“The industry certainly has to think of different solutions to how we can recruit and train more flight instructors”
L3’s Richard Wolfe agrees that the instructor workforce is a key consideration and believes that schools perhaps need to make instructor careers more inviting in order to grow the workforce:
“The industry certainly has to think of different solutions to how we can recruit and train more flight instructors. At L3 we currently have sponsored flight instructor opportunities to support more people to join the career. We are also offering excellent employment packages to attract and retain a talented instructor workforce and have introduced new initiatives to provide greater flexibility, such as our ‘commuter package’, to suit a wider range of people’s circumstances. We’ll also be announcing more exciting activity in this area shortly.”
One factor that is playing a growing part in alleviating the training capacity issue is the move away from traditional Airline Transport Pilot Licence (ATPL) training programmes, which rely heavily on single and twin-engine piston flying training, towards Multi-Crew Pilot Licence (MPL) training programmes, which make greater use of flight simulator training devices.
“At FTE approximately 50% of all airline sponsored or mentored training is now MPL. With a significantly lower number of training hours done on single and twin light aircraft, this naturally frees up capacity on the flight instructor side, although this does increase demand for simulator instructors, but these are not as problematic to recruit and retain as flight instructors,”
The UK is Europe’s largest flight training provider, graduating more than a quarter of the EU’s total number of commercial pilots, which is roughly the same number as the next two busiest countries combined, France and Germany. At the recent Pilot Careers Live event at Heathrow, now a two-day event to cater for increased interest, 49 Approved Training Organisations (ATO) were present, showcasing their training programmes to prospective students. As well as new ATO exhibitors from mainland Europe and further afield, two new UK flight training schools took stands for the first time.

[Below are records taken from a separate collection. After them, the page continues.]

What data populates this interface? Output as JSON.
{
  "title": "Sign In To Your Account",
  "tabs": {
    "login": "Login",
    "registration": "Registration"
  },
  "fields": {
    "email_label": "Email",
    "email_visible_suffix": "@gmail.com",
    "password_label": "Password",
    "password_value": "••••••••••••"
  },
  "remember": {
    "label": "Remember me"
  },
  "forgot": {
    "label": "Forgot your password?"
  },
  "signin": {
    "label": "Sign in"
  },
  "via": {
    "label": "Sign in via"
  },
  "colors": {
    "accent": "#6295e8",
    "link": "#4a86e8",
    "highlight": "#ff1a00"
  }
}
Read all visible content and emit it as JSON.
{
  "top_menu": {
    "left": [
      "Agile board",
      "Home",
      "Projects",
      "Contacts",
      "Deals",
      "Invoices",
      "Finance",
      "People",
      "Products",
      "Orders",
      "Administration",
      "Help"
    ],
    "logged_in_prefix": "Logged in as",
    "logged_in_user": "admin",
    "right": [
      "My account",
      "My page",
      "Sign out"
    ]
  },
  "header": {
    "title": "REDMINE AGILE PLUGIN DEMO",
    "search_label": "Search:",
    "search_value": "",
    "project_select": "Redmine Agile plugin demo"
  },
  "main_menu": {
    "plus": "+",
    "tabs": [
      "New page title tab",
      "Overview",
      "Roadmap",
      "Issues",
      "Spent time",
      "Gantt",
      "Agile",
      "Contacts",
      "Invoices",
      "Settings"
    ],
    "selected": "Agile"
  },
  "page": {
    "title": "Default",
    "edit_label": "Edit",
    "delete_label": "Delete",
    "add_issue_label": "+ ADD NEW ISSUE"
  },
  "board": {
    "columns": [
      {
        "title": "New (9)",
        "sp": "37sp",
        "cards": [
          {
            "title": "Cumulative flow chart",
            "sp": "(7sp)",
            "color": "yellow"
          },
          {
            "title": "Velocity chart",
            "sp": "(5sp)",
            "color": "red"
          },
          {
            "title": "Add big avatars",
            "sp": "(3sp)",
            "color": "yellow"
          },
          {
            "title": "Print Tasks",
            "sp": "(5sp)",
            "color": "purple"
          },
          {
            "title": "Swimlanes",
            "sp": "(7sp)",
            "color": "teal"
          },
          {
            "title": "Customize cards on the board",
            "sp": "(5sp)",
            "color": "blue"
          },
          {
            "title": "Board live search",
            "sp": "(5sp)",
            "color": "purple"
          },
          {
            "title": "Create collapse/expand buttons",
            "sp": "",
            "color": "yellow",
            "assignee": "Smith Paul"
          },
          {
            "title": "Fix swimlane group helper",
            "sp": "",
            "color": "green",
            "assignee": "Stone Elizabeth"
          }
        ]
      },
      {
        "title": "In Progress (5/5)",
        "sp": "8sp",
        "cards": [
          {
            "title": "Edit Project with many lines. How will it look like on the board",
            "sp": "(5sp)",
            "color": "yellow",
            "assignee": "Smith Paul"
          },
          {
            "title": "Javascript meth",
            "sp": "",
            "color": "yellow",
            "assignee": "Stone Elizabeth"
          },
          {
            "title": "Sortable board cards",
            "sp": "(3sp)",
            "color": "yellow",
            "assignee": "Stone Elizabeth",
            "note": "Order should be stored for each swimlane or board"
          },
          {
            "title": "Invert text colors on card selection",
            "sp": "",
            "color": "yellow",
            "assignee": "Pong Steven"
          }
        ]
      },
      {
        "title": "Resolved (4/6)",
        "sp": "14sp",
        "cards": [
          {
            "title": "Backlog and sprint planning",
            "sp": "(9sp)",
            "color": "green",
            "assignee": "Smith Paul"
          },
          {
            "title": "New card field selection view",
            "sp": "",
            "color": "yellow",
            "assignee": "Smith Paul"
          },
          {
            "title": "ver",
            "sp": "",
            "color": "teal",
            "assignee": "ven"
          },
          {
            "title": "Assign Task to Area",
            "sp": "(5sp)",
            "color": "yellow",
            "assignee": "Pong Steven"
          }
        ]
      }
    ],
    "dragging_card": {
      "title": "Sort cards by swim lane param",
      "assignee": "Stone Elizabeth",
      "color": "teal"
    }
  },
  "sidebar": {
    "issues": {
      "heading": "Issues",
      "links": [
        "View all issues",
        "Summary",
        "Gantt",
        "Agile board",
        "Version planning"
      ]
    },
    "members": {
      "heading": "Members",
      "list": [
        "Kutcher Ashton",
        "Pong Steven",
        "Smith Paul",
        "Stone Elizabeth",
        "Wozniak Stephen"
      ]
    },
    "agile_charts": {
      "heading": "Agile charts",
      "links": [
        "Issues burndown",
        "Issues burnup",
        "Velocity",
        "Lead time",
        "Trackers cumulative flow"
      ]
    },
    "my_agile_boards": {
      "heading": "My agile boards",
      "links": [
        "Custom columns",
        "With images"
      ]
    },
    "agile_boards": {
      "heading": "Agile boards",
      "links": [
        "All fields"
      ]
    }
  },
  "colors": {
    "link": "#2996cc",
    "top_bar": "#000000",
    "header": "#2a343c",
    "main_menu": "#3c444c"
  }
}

The first was Skyborne Airline Academy, which has set-up business at Gloucestershire Airport. The new school is providing a suite of training programmes, including both integrated and modular training routes to the airlines. The school’s chief executives are Lee Woodward and Ian Cooper, both of whom were ex airline pilots before moving into the flight training industry where they have been senior managers with some of Europe’s largest ATOs.
The second new UK school is setting up business at Oxford Airport. Headed by Andy McFarlane, ex Centre Manager at CAE Oxford Aviation Academy, the new ATO has yet to commence operating, but promises new and innovative training programmes designed to graduate airline-ready pilots.
As Europe’s largest provider of airline pilots, the UK continues to be the flight training industry’s market leader and the recent influx of new schools is a clear indicator that the marketplace is buoyant.
However, industry experts are warning that the apparent indifference that airlines are demonstrating towards the training of their future pilots is untenable, and without greater airline participation, both in terms of financial support and instructor supply, then the flight training industry will continue to struggle to meet demand, and the number of grounded flights due to lack of flight crew will continue to grow.